Institutional Confusion 

Images du Futur was a protean and prototypical event characterized by substantial institutional confusion. A cross between experimentation and a certain museological practice (promoting artists of the period, producing objects and represented by them at the same time) with its sights constantly set on interactivity, Images du Futur was a bold attempt to have works of art, commercial projects and scientific presentations coexist within one and the same space. It was torn between integrating the new technologies into art practices and constructing a discourse about the future (a discourse that became, in reality, a reflection of the technological present by means of the viewer’s sensory apprenticeship), in addition to presenting everything that might stem from inspired exhibition practices of the past.

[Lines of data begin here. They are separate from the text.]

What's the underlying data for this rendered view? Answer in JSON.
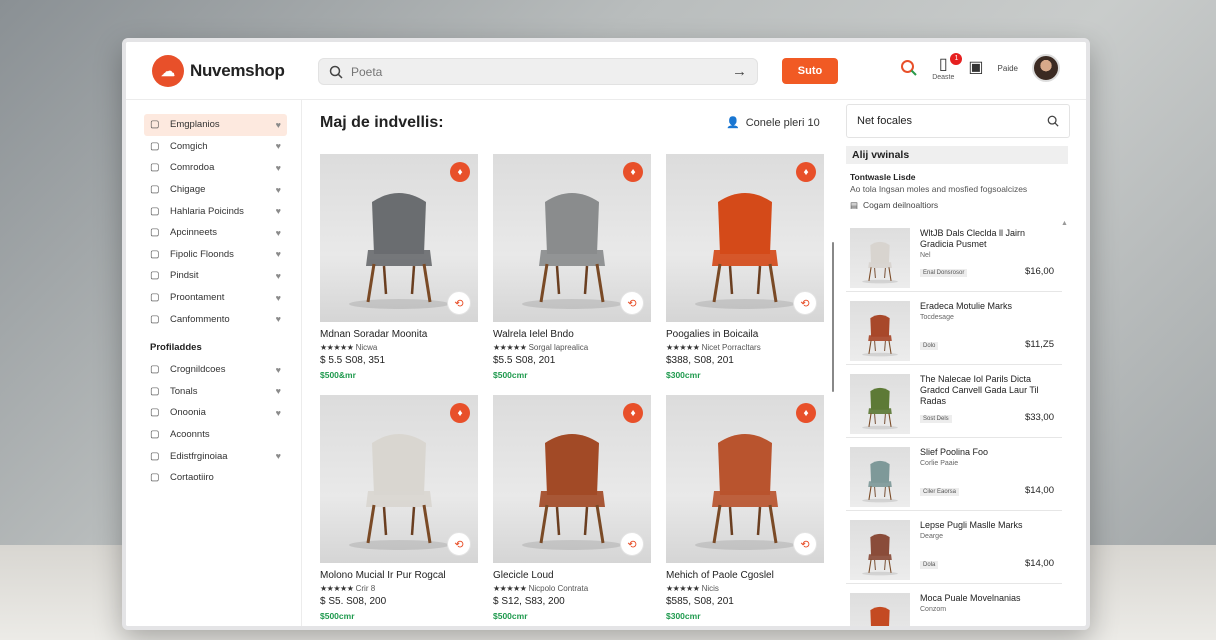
{
  "app": {
    "brand": "Nuvemshop",
    "search_placeholder": "Poeta",
    "cta_label": "Suto",
    "header": {
      "icon2_label": "Deaste",
      "badge": "1",
      "icon3_label": "Paide"
    }
  },
  "sidebar": {
    "items": [
      {
        "label": "Emgplanios",
        "icon": "store-icon"
      },
      {
        "label": "Comgich",
        "icon": "copy-icon"
      },
      {
        "label": "Comrodoa",
        "icon": "chat-icon"
      },
      {
        "label": "Chigage",
        "icon": "box-icon"
      },
      {
        "label": "Hahlaria Poicinds",
        "icon": "camera-icon"
      },
      {
        "label": "Apcinneets",
        "icon": "calendar-icon"
      },
      {
        "label": "Fipolic Floonds",
        "icon": "flag-icon"
      },
      {
        "label": "Pindsit",
        "icon": "user-icon"
      },
      {
        "label": "Proontament",
        "icon": "grid-icon"
      },
      {
        "label": "Canfommento",
        "icon": "card-icon"
      }
    ],
    "section_title": "Profiladdes",
    "section_items": [
      {
        "label": "Crognildcoes",
        "icon": "tag-icon"
      },
      {
        "label": "Tonals",
        "icon": "percent-icon"
      },
      {
        "label": "Onoonia",
        "icon": "list-icon"
      },
      {
        "label": "Acoonnts",
        "icon": "megaphone-icon"
      },
      {
        "label": "Edistfrginoiaa",
        "icon": "message-icon"
      },
      {
        "label": "Cortaotiiro",
        "icon": "bubble-icon"
      }
    ]
  },
  "main": {
    "title": "Maj de indvellis:",
    "sort_label": "Conele pleri 10",
    "products": [
      {
        "name": "Mdnan Soradar Moonita",
        "stars": "★★★★★",
        "rating_note": "Nicwa",
        "price": "$ 5.5 S08, 351",
        "shipping": "$500&mr",
        "color": "#6a6d70"
      },
      {
        "name": "Walrela Ielel Bndo",
        "stars": "★★★★★",
        "rating_note": "Sorgal laprealica",
        "price": "$5.5 S08, 201",
        "shipping": "$500cmr",
        "color": "#8a8c8d"
      },
      {
        "name": "Poogalies in Boicaila",
        "stars": "★★★★★",
        "rating_note": "Nicet Porracltars",
        "price": "$388, S08, 201",
        "shipping": "$300cmr",
        "color": "#d44a19"
      },
      {
        "name": "Molono Mucial Ir Pur Rogcal",
        "stars": "★★★★★",
        "rating_note": "Crir 8",
        "price": "$ S5. S08, 200",
        "shipping": "$500cmr",
        "color": "#d9d6d0"
      },
      {
        "name": "Glecicle Loud",
        "stars": "★★★★★",
        "rating_note": "Nicpolo Contrata",
        "price": "$ S12, S83, 200",
        "shipping": "$500cmr",
        "color": "#a24a26"
      },
      {
        "name": "Mehich of Paole Cgoslel",
        "stars": "★★★★★",
        "rating_note": "Nicis",
        "price": "$585, S08, 201",
        "shipping": "$300cmr",
        "color": "#b9542e"
      }
    ]
  },
  "right_panel": {
    "search_value": "Net focales",
    "title": "Alij vwinals",
    "subtitle": "Tontwasle Lisde",
    "desc": "Ao tola Ingsan moles and mosfied fogsoalcizes",
    "link": "Cogam deilnoaltiors",
    "items": [
      {
        "title": "WltJB Dals Cleclda ll Jairn Gradicia Pusmet",
        "meta": "Nel",
        "tag": "Enal Donsrosor",
        "price": "$16,00",
        "color": "#d8d4cf"
      },
      {
        "title": "Eradeca Motulie Marks",
        "meta": "Tocdesage",
        "tag": "Dolo",
        "price": "$11,Z5",
        "color": "#a8482a"
      },
      {
        "title": "The Nalecae Iol Parils Dicta Gradcd Canvell Gada Laur Til Radas",
        "meta": "",
        "tag": "Sost Dels",
        "price": "$33,00",
        "color": "#5d7a36"
      },
      {
        "title": "Slief Poolina Foo",
        "meta": "Corlie Paaie",
        "tag": "Ciler Eaorsa",
        "price": "$14,00",
        "color": "#7e9999"
      },
      {
        "title": "Lepse Pugli Maslle Marks",
        "meta": "Dearge",
        "tag": "Dola",
        "price": "$14,00",
        "color": "#8a4c3a"
      },
      {
        "title": "Moca Puale Movelnanias",
        "meta": "Conzom",
        "tag": "",
        "price": "",
        "color": "#c44a22"
      }
    ]
  }
}
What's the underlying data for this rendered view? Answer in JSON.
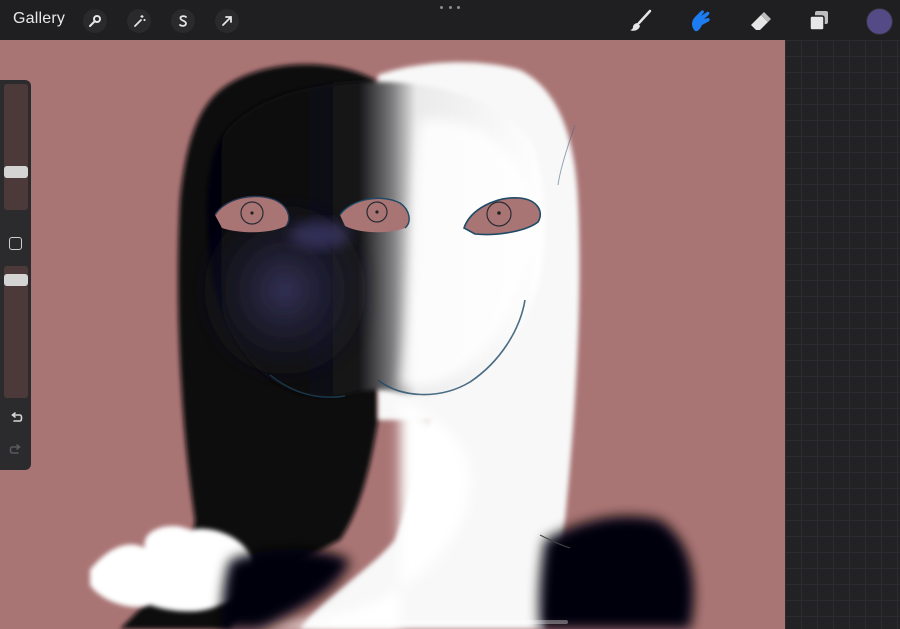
{
  "topbar": {
    "gallery_label": "Gallery",
    "left_tools": [
      {
        "name": "actions",
        "icon": "wrench-icon"
      },
      {
        "name": "adjustments",
        "icon": "magic-wand-icon"
      },
      {
        "name": "selection",
        "icon": "selection-s-icon"
      },
      {
        "name": "transform",
        "icon": "arrow-cursor-icon"
      }
    ],
    "more_icon": "ellipsis-icon",
    "right_tools": [
      {
        "name": "brush",
        "icon": "brush-icon",
        "active": false
      },
      {
        "name": "smudge",
        "icon": "smudge-finger-icon",
        "active": true
      },
      {
        "name": "eraser",
        "icon": "eraser-icon",
        "active": false
      },
      {
        "name": "layers",
        "icon": "layers-icon",
        "active": false
      }
    ],
    "active_tool_color": "#1e7cf2",
    "current_color": "#534a86"
  },
  "sidebar": {
    "brush_size_level": 0.7,
    "opacity_level": 0.95,
    "modify_icon": "square-modify-icon",
    "undo_icon": "undo-icon",
    "redo_icon": "redo-icon"
  },
  "canvas": {
    "background_color": "#a97474",
    "grid_color": "#222225"
  }
}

Images du Futur sought, in short, to grasp what relationships among the arts, technology and communications would look like in the future. If it jumbled together different times and exhibited objects whose origins were relatively remote from one another (and required visitors to participate in ways that varied from one to the other), this was merely an effect of a changing world that one would have been hard pressed to pin down in a stable, uniform institution.

Rapid technological change and its relationship to communications and the arts found a meeting place in this exhibition, which gave birth to a new sort of institution that, in reality, became — as it was meant to be — transitory, ephemeral, heterogeneous and hardly very normative. But the heterogeneous components (exponents of various natures , from art to technological demonstrations) that were presented as all of a piece in Images du Futur were eventually absorbed by more distinct and unequivocal institutions. For example, installations, depending on their status and/or circumstances, were recycled through "Art" or entertainment industry channels (Boggle Planet, the last I heard of it, was in a Tokyo discotheque). Computer animation, for its part, has found its way into specialized festivals like Art Futura (held in Barcelona since 1997) (7), while the scientific/didactic element has been taken up by institutions like the Museum of the Future, operated by the Ars Electronica Center in Linz (founded in 1996) (see also "Some Ideas of the Future").

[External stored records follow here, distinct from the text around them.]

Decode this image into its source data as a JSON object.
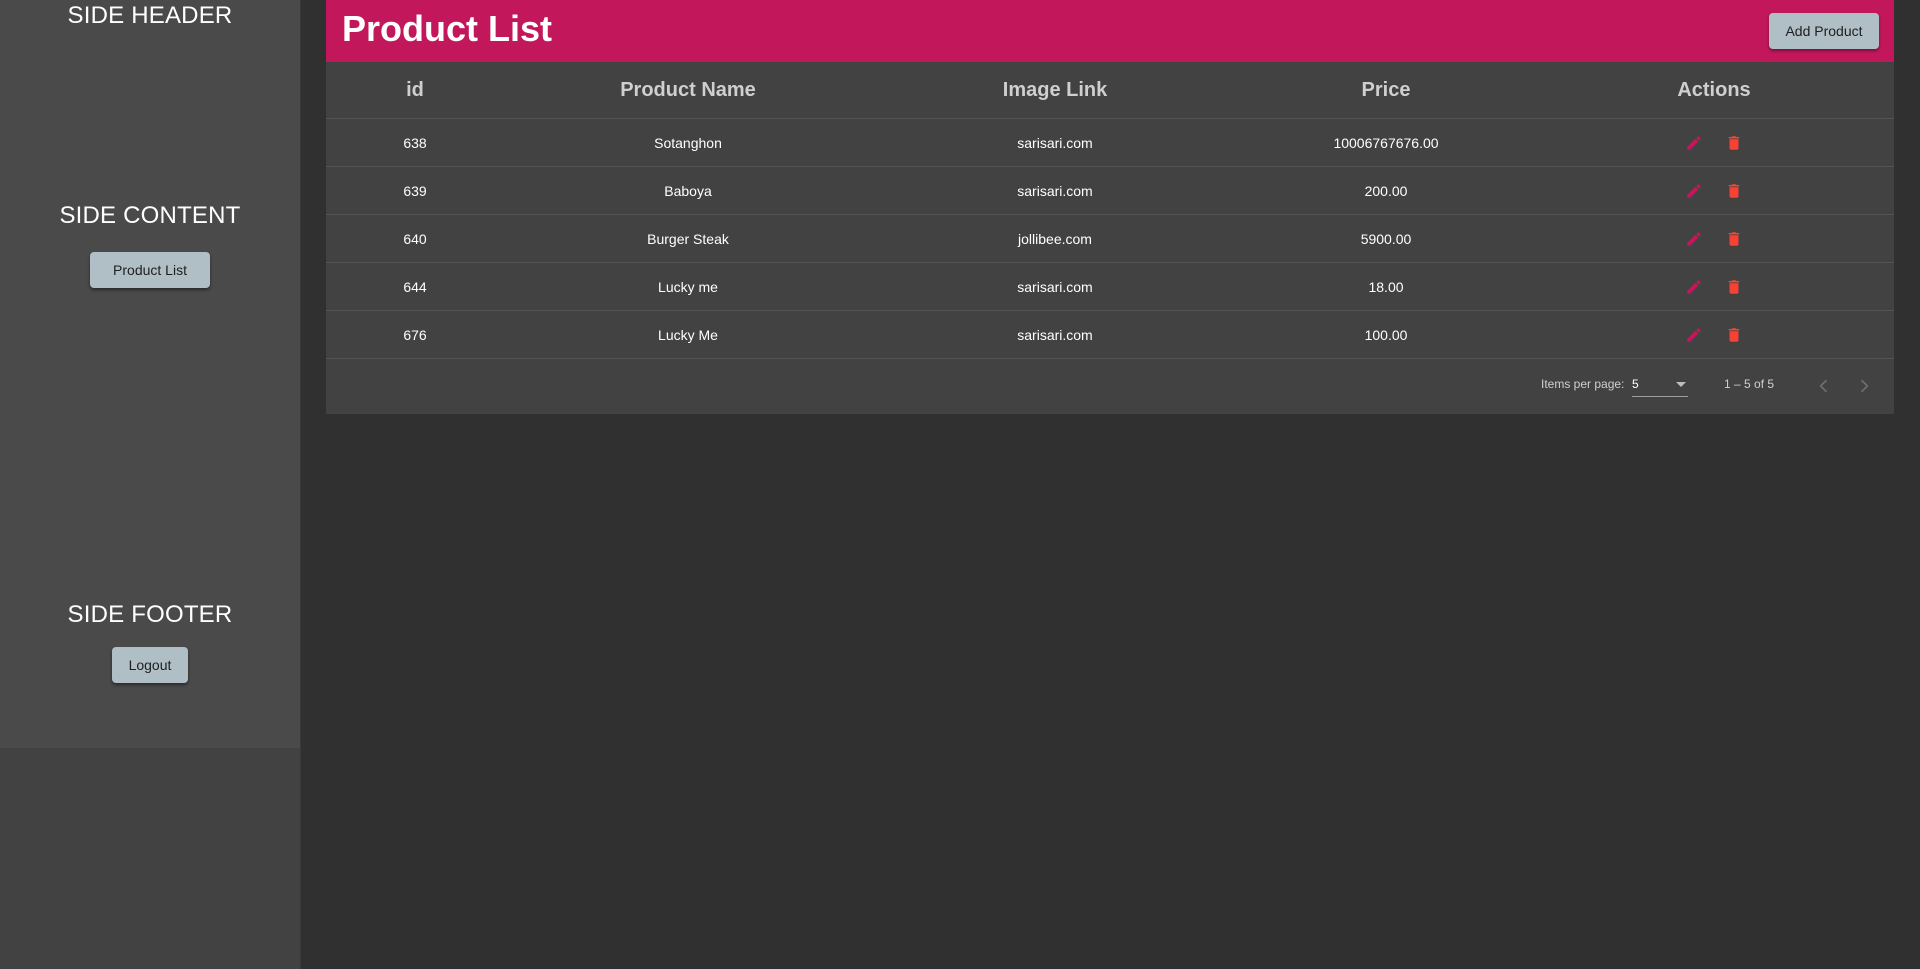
{
  "sidebar": {
    "header": "SIDE HEADER",
    "content_title": "SIDE CONTENT",
    "product_list_button": "Product List",
    "footer_title": "SIDE FOOTER",
    "logout_button": "Logout"
  },
  "toolbar": {
    "title": "Product List",
    "add_button": "Add Product",
    "color": "#c2185b"
  },
  "table": {
    "headers": {
      "id": "id",
      "name": "Product Name",
      "link": "Image Link",
      "price": "Price",
      "actions": "Actions"
    },
    "rows": [
      {
        "id": "638",
        "name": "Sotanghon",
        "link": "sarisari.com",
        "price": "10006767676.00"
      },
      {
        "id": "639",
        "name": "Baboya",
        "link": "sarisari.com",
        "price": "200.00"
      },
      {
        "id": "640",
        "name": "Burger Steak",
        "link": "jollibee.com",
        "price": "5900.00"
      },
      {
        "id": "644",
        "name": "Lucky me",
        "link": "sarisari.com",
        "price": "18.00"
      },
      {
        "id": "676",
        "name": "Lucky Me",
        "link": "sarisari.com",
        "price": "100.00"
      }
    ],
    "icons": {
      "edit": "pencil-icon",
      "delete": "trash-icon",
      "edit_color": "#c2185b",
      "delete_color": "#f44336"
    }
  },
  "paginator": {
    "items_per_page_label": "Items per page:",
    "page_size": "5",
    "range": "1 – 5 of 5",
    "prev_icon": "chevron-left-icon",
    "next_icon": "chevron-right-icon"
  }
}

The very factors that gave Images du Futur its strength and uniqueness — its manifold features and the lack of unity among them — also explain its episodic character and fully account for its cluttered quality, which probably cost it its life in the second half of the 1990s.

Viva Paci © 2005 FDL

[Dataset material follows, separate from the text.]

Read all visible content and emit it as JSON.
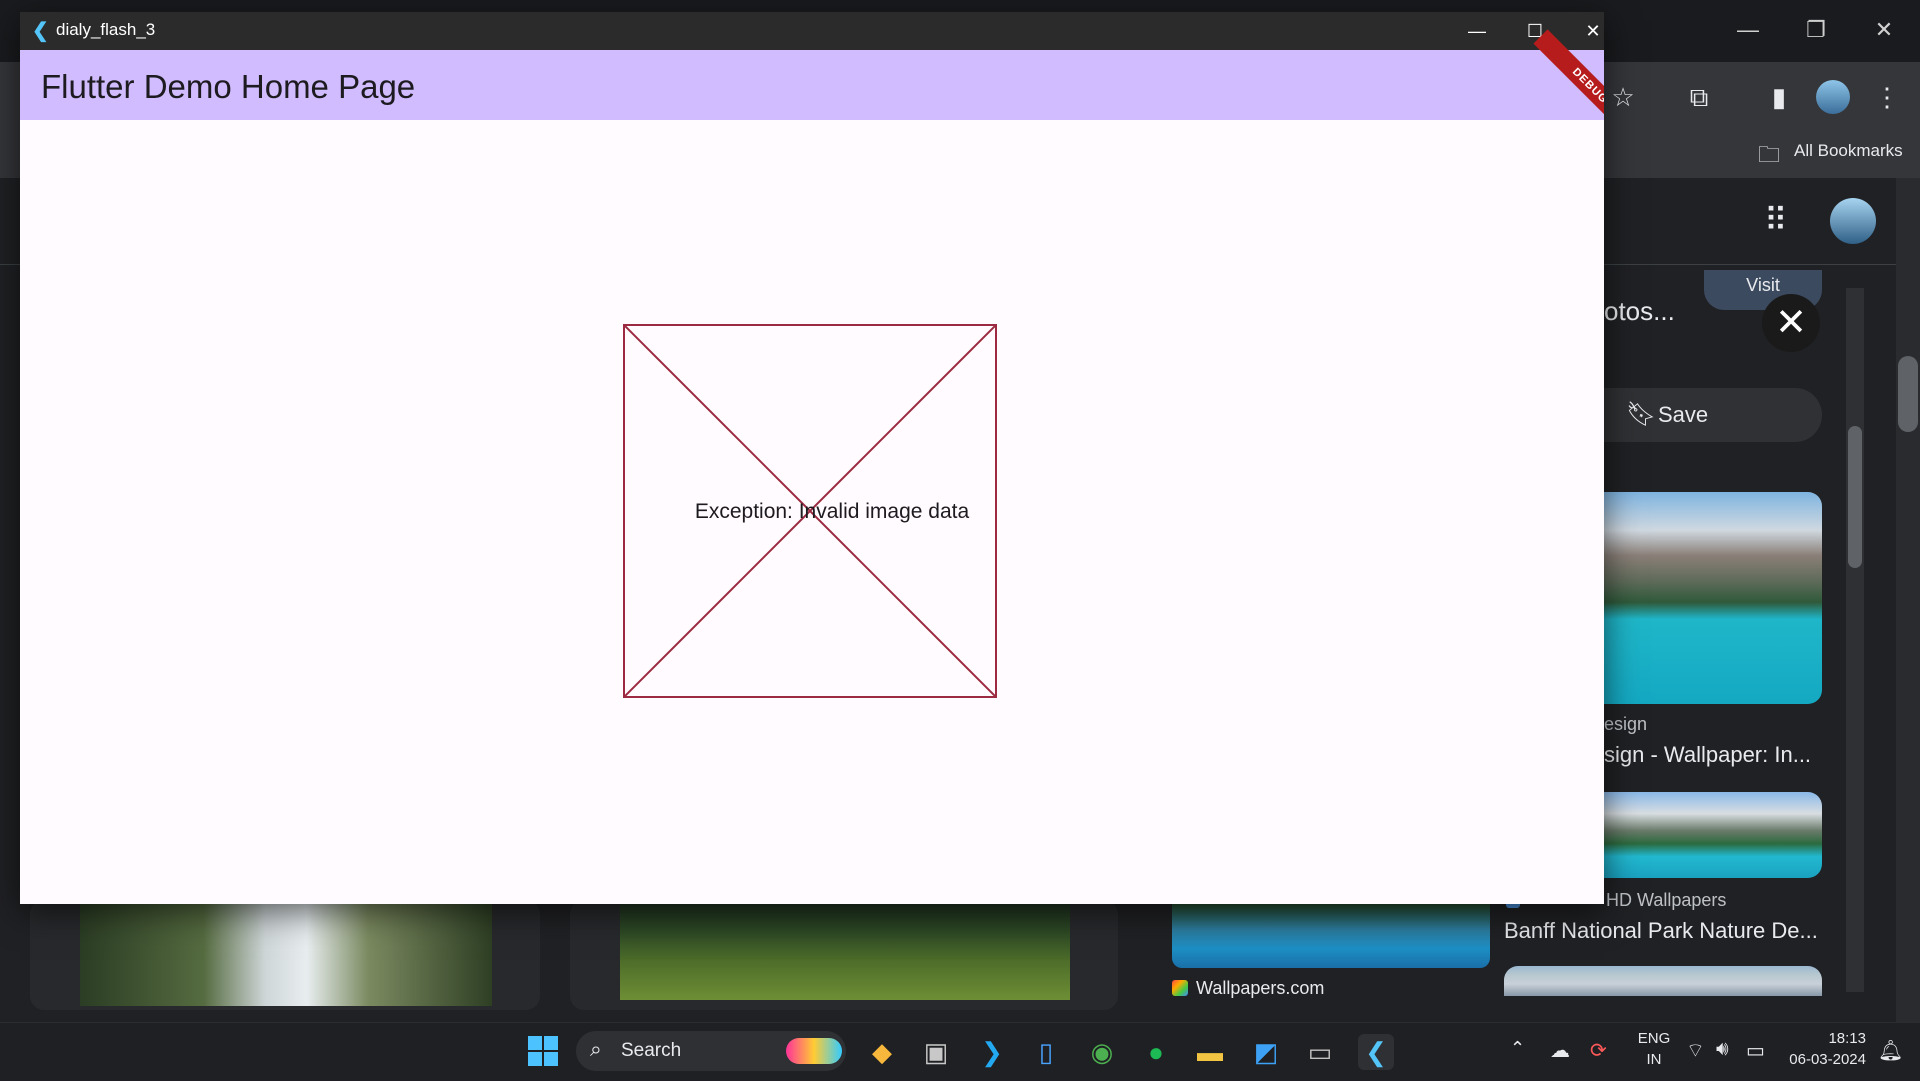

(1) This title echoes that of a work by Lynne Cooke and Peter Wollen on the new issues of museology: Visual Display: Culture Beyond Appearances, edited by Lynne Cooke and Peter Wollen (Seattle: Bay Press, 1995).

(2) Cf. Mary Anne Staniszewski, The Power of Display: A History of Exhibition Installations at the Museum of Modern Art (Cambridge, Mass./London: MIT Press, 1998), p. 16 and subsequent.

(3) Michel Foucault uses the concept of heterotopia as a category for analyzing places. See “Des espaces autres” [1967], in Dits and écrits, vol. 4 (Paris: Gallimard, 1994).

(4) In Anne-Marie Duguet, Jean Christophe Averty (Paris: Dis Voir, 1991).

(5) Walter Benjamin, Paris, capitale du XIXe siècle : le livre des passages, translated from the German by Jean Lacoste, after the original edition edited by Rolf Tiedemann (Paris : Éditions du Cerf, 1989), p. 51.

(6) Le Soleil (13 Août 1988).

(7) A number of specialized computer animation festivals have come into existence since the 1990s, adding their resources to those of Art Futura. I will mention only one of them here, Italy’s Future Film Festival: